Some Patterns of Current was a choreographic installation made by straybird with Sheila at Hampton Library.  straybird were artists-in-residence at the Library for several months as part of Richmond Borough Arts Service's Dance In Libraries project. The final piece opened on the 8th November 2014 and ran until the 7th December 2014. The works installed included site-based sound; images and sculptural objects centred around the question How Does a Library Move?

As Lucy Cash wrote on the project blog:

"if you look for long enough you begin to see movement in unexpected and overlooked places (or as part of ‘systems’ which are not fixed to a geographical location) ... on the one hand we’ve been thinking about the books and library users as tiny parts of the (body of the) library and looking at how they move, and on the other hand we might begin to think of the library as itself a single book with many pages…"

What was actually installed?

  • A song for John Beard (a previous tenant of the building) was placed in the entrance hall. Text was also arranged on the walls.  
  • Via the use of tiny, hidden and surface vibrating speakers a bookshelf, a mantlepiece and a small desk were encouraged to speak their thoughts (listen to these below).
  • A discarded book was ceremonially burnt, returned to the library and set it in an elevated position.
  • Some images from an early handbook of political gesture were installed into the children’s section of the library. 
  • Altering its scale and orientation, a fragment of the fireplace tile pattern was re-sited so it framed the view through the entrance hall windows.
  • An artist’s talk about the residency and the making of the work was given on 15th November. Audience were invited to shape the talk by requesting a letter between A and Z, each of which had a corresponding footnote that revealed a particular thought or detail behind the work (For example: FLOW, PATTERN; DEER (and HOCKEY); CHOREOGRAPHY; LISTS OF BANNED BOOKS; (THE) BASEMENT; RAY BRADBURY; VIBRATION; NEGOTIATION and TAGGS ISLAND).
  • Particular attention was paid to the work of local prolific writer Winifred Graham (forgotten and no longer stocked in the library) and William Ewart (another previous tenant and campaigner for free Public Libraries). 
  • An Index was designed to help visitor's navigate the installation.

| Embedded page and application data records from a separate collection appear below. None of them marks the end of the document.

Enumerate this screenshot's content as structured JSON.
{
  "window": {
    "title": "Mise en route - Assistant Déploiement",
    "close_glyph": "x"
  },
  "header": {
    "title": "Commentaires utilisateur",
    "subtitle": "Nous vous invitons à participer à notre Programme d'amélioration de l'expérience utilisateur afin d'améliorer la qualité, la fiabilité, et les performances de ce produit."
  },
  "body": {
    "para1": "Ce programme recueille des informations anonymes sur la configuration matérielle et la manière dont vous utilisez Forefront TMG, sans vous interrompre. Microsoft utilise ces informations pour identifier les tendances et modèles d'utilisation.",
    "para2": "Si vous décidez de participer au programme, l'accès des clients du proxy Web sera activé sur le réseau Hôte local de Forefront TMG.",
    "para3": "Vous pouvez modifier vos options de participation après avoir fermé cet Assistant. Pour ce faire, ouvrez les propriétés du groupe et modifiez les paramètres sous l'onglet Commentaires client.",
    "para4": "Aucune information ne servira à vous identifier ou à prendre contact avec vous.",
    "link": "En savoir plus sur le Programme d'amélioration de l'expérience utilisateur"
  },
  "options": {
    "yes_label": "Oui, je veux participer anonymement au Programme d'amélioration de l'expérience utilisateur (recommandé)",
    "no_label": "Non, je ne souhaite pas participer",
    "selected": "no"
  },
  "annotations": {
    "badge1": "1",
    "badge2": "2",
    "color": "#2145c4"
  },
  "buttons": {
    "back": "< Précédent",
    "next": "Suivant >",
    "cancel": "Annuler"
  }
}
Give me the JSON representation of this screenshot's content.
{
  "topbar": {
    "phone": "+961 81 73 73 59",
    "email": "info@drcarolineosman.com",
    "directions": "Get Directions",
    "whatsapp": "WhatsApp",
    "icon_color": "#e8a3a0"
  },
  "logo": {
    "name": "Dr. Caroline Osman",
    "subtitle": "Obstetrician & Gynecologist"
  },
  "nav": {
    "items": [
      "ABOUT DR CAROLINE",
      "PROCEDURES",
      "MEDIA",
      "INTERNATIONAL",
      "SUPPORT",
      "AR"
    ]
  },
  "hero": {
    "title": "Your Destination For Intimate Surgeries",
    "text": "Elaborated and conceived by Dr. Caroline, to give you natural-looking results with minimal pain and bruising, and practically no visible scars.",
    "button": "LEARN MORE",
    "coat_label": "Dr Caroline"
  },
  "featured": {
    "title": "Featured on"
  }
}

For more information on the project take a look at the straybird blog

Photography by Tricia de Courcy Ling


Lovely installation – subtle yet brings out curiosity in the visitor. It made me look anew at views, pictures and spaces. Thank you.
— Visitors Comments book
I felt connected to a place I’ve never visited; engaged with layers of histories and conceptions.
— Visitors Comments book
Very thought-provoking – makes me connect with the library, books, stories / lives. And the transient nature of it all. The debt to trees for paper…I wish the writing / stencils on the walls could remain….
— Visitors comments book